Close to Retirement? Advice Varies on What to Do
There is no one-size-fits-all when it comes to late-stage retirement planning, and this became very clear in a recent US News article by Philip Moeller where several planners, advisers, and wealth managers each gave their two cents on boosting wealth in retirement.
Joy Slabaugh, a financial planner with EST Financial Group in Delmar, suggested an annuity approach and preservation mode. If you have amassed enough to draw a maximum of 4% of your portfolio in retirement even without any future growth, that’s excellent advice. It should be noted however that Slabaugh recommended non-traded REIT:s and investing in those is considered fairly high risk – not exactly preservation mode in my book.
Tom Brown, who is associated with Northwestern Mutual, recommended an approach where the portfolio will be re-balanced frequently to stay in line with the retirees budget. To put it simply, make a budget and then invest based on your portfolios need to cover that budget. Want lower risk? Then you might have to cut your budget. Before you decide to go down this route of frequent re-balancing, check up on the costs associated with this strategy because they can be quite hefty and may force you to take on more risk than you’re comfortable with in the pursuit of covering both your budget and the re-balancing costs.
As Erika Safran of Safran Wealth Advisors accurately points out, the peace of mind that comes with low-risk investing isn’t free. You pay a price for this peace and that price can be high – sometimes high enough to actually disturb the peace since you start to worry about how to stretch your non-growing nest egg all the way through retirement. Erika Safran also pointed out the importance of keeping the costs down; costs do play a significant role in determining how long a nest egg will last.

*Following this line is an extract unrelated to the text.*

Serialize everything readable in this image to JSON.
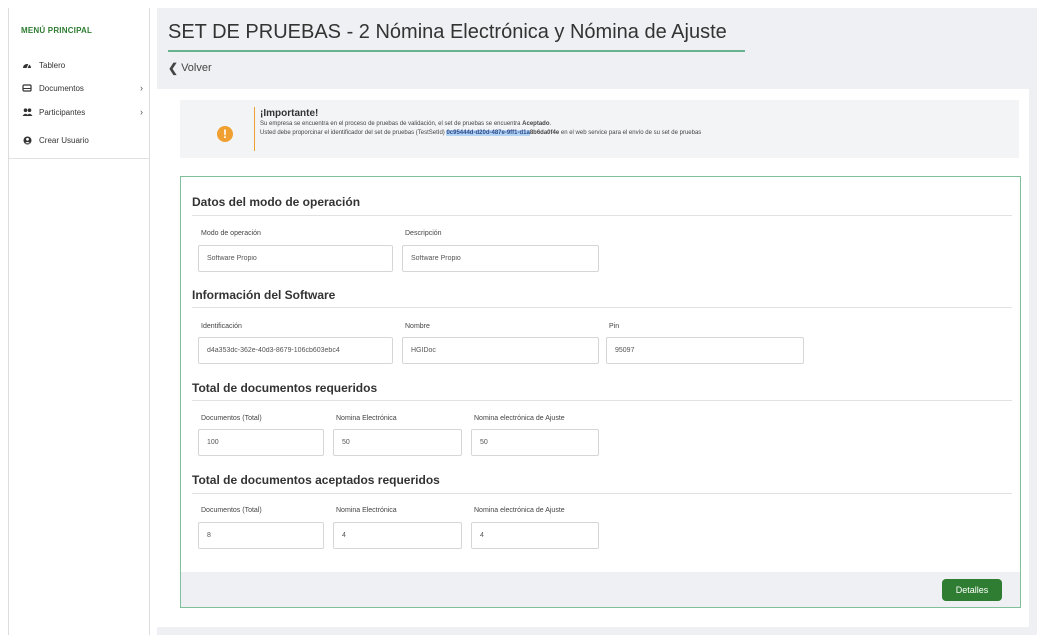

Just like Tom Brown, George Jackson at Jackson Retirement Planning recommends a strategy that involves frequent re-balancing of the portfolio as the markets sway. (He received a lot of praise for rotating out of stocks in early 2008.) It is of course a strategy that relies heavily on being able to time the re-balancing correctly, otherwise you risk ending up in a situation where your portfolio is continuously reacting and taking losses rather than profiting from pro-active long-term investments.